[[ Input records, beginning ]]

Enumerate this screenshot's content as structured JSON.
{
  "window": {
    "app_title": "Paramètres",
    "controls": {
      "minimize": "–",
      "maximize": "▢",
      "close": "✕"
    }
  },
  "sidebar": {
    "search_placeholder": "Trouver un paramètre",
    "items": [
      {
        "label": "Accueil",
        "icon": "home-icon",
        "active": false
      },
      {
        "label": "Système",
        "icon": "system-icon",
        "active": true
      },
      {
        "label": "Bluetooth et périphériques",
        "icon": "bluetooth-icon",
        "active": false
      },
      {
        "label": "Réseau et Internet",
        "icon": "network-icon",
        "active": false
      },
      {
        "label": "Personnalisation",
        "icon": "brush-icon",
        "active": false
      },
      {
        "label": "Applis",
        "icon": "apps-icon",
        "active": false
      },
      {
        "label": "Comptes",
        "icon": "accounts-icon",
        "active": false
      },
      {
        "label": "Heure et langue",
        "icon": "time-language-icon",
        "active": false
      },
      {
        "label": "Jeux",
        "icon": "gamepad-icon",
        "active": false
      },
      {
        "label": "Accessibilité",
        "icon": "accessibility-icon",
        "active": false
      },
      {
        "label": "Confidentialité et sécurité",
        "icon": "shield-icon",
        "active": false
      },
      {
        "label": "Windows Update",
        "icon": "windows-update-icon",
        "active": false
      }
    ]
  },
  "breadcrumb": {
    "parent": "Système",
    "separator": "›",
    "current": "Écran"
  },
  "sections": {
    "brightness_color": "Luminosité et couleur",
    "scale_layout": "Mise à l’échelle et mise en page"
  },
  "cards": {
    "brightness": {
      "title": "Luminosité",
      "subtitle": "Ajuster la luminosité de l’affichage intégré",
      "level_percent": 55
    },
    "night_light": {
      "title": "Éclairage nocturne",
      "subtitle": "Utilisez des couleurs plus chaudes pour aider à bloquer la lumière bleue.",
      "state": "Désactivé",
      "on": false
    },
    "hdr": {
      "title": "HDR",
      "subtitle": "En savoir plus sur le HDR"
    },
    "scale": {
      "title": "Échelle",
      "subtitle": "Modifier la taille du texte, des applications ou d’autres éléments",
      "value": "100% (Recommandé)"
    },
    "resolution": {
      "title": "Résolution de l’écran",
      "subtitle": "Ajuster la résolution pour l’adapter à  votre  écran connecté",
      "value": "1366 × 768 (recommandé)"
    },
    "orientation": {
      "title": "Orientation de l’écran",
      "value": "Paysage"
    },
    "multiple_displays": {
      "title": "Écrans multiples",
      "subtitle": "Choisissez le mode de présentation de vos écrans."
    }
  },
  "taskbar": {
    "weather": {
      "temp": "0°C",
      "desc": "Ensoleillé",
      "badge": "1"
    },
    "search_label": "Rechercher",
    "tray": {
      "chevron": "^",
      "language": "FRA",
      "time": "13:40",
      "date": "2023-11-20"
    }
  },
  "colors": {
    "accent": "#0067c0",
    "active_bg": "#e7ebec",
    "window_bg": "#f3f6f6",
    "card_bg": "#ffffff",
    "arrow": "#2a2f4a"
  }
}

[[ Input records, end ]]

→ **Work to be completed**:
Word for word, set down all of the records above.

→ **Expected output**:
Enumerate this screenshot's content as structured JSON.
{
  "window": {
    "app_title": "Paramètres",
    "controls": {
      "minimize": "–",
      "maximize": "▢",
      "close": "✕"
    }
  },
  "sidebar": {
    "search_placeholder": "Trouver un paramètre",
    "items": [
      {
        "label": "Accueil",
        "icon": "home-icon",
        "active": false
      },
      {
        "label": "Système",
        "icon": "system-icon",
        "active": true
      },
      {
        "label": "Bluetooth et périphériques",
        "icon": "bluetooth-icon",
        "active": false
      },
      {
        "label": "Réseau et Internet",
        "icon": "network-icon",
        "active": false
      },
      {
        "label": "Personnalisation",
        "icon": "brush-icon",
        "active": false
      },
      {
        "label": "Applis",
        "icon": "apps-icon",
        "active": false
      },
      {
        "label": "Comptes",
        "icon": "accounts-icon",
        "active": false
      },
      {
        "label": "Heure et langue",
        "icon": "time-language-icon",
        "active": false
      },
      {
        "label": "Jeux",
        "icon": "gamepad-icon",
        "active": false
      },
      {
        "label": "Accessibilité",
        "icon": "accessibility-icon",
        "active": false
      },
      {
        "label": "Confidentialité et sécurité",
        "icon": "shield-icon",
        "active": false
      },
      {
        "label": "Windows Update",
        "icon": "windows-update-icon",
        "active": false
      }
    ]
  },
  "breadcrumb": {
    "parent": "Système",
    "separator": "›",
    "current": "Écran"
  },
  "sections": {
    "brightness_color": "Luminosité et couleur",
    "scale_layout": "Mise à l’échelle et mise en page"
  },
  "cards": {
    "brightness": {
      "title": "Luminosité",
      "subtitle": "Ajuster la luminosité de l’affichage intégré",
      "level_percent": 55
    },
    "night_light": {
      "title": "Éclairage nocturne",
      "subtitle": "Utilisez des couleurs plus chaudes pour aider à bloquer la lumière bleue.",
      "state": "Désactivé",
      "on": false
    },
    "hdr": {
      "title": "HDR",
      "subtitle": "En savoir plus sur le HDR"
    },
    "scale": {
      "title": "Échelle",
      "subtitle": "Modifier la taille du texte, des applications ou d’autres éléments",
      "value": "100% (Recommandé)"
    },
    "resolution": {
      "title": "Résolution de l’écran",
      "subtitle": "Ajuster la résolution pour l’adapter à  votre  écran connecté",
      "value": "1366 × 768 (recommandé)"
    },
    "orientation": {
      "title": "Orientation de l’écran",
      "value": "Paysage"
    },
    "multiple_displays": {
      "title": "Écrans multiples",
      "subtitle": "Choisissez le mode de présentation de vos écrans."
    }
  },
  "taskbar": {
    "weather": {
      "temp": "0°C",
      "desc": "Ensoleillé",
      "badge": "1"
    },
    "search_label": "Rechercher",
    "tray": {
      "chevron": "^",
      "language": "FRA",
      "time": "13:40",
      "date": "2023-11-20"
    }
  },
  "colors": {
    "accent": "#0067c0",
    "active_bg": "#e7ebec",
    "window_bg": "#f3f6f6",
    "card_bg": "#ffffff",
    "arrow": "#2a2f4a"
  }
}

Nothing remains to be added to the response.